Feb 6, 2013 (CIDRAP News) – A detailed inventory of antibodies in the blood of people before and after flu vaccination found that the number of antibody types shrink with age, suggesting that vaccines may work differently in older people, a research team reported today.
The immune systems of older people don't respond to flu vaccination as well as those of younger people, and people age 65 and older are at greater risk of serious complications from the disease. Scientists haven't completely pieced together why seniors have a less robust immune response to flu vaccine, but new studies are starting to shed some light on age-related antibody changes that may play a role.
In the current study, researchers based at Stanford University analyzed blood samples from 17 volunteers from different age-groups who were immunized against flu with the 2009 or 2010 seasonal flu vaccines. Their findings appear today in Science Translational Medicine.
The group noted that it's difficult to measure and analyze the human antibody repertoire, because the genome for each B cell encodes a distinct, personalized antibody sequence, the antibody repertoire changes over time, and antibody sequences are highly similar.
To address the challenges. the scientists used high-throughput long-read sequencing and analyzed 5 million antibody heavy chain sequences, which allowed them to characterize the sequences, determine lineage structures, and measure age- and antigen-related mutation activity.
The volunteers were recruited from three age-groups: children (ages 8 to 17 years old), young adults (ages 18 to 30), and older people (ages 70 to 100). The cohort included three sets of twins in the youngest age-group to allow researchers to analyze the antibody profiles of people with identical genetic backgrounds. Subjects were randomly vaccinated with either trivalent inactivated influenza vaccine (TIV) or live-attenuated influenza vaccine (LAIV), although the older group could only receive TIV.

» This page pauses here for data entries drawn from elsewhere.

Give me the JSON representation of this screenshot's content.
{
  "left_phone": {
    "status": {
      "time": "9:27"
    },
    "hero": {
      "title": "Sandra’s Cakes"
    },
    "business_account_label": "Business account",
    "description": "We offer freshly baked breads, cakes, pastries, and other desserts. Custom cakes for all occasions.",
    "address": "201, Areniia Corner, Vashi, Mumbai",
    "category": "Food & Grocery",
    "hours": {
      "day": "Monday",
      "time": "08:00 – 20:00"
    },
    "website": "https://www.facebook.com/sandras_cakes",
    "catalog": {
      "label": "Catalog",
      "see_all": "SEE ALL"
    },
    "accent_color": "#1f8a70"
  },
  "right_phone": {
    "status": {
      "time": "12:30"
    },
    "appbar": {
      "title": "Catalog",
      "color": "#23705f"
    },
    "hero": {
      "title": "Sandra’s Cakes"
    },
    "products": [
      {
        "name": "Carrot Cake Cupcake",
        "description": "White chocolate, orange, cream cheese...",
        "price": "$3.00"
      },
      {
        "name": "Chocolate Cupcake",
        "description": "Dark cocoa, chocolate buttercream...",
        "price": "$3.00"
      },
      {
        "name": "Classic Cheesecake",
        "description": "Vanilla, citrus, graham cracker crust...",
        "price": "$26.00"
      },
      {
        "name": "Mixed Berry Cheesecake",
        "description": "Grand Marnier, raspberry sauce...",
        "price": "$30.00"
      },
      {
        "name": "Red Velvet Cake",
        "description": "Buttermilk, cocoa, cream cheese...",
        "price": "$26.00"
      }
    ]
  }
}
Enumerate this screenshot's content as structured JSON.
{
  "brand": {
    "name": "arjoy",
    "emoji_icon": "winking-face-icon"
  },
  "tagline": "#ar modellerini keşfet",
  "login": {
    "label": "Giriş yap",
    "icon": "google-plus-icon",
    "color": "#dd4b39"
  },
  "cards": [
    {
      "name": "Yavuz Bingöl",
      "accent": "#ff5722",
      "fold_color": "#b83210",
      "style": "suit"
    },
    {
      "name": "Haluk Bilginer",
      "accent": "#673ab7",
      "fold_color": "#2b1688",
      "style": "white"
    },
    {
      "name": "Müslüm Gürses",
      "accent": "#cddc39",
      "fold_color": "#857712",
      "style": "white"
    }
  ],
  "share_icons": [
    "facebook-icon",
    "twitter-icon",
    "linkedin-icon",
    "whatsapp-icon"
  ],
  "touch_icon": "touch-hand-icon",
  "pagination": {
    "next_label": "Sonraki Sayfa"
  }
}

Blood samples were collected from each person at three points: right before vaccination, at 7 or 8 days after vaccination, and 28 days after vaccination.
The researchers found significant differences in antibody composition by different age-groups. For example, the relative percentage of immunoglobulin M (IgM) sequences dropped after vaccination in all volunteers except one and reduction in IgM usage decreased with age.
These findings are consistent with the hypothesis that older people are more likely to use memory B calls than naive NB cells to respond to flu vaccination, according to the study.
Though the results lend support to the theory that flu vaccines may work differently in seniors, the authors noted in summary e-mailed to journalists that the findings don't suggest that older people should stop getting vaccinated. They suggested that elderly people avoid activities that expose them to flu viruses and seek medical care when the first symptoms of flulike illness surface.
Jiang N, He J, Weinstein JA, et al. Lineage structure of the human antibody repertoire in response to influenza vaccination. Sci Transl Med 2013 Feb 6;5(171) [Abstract]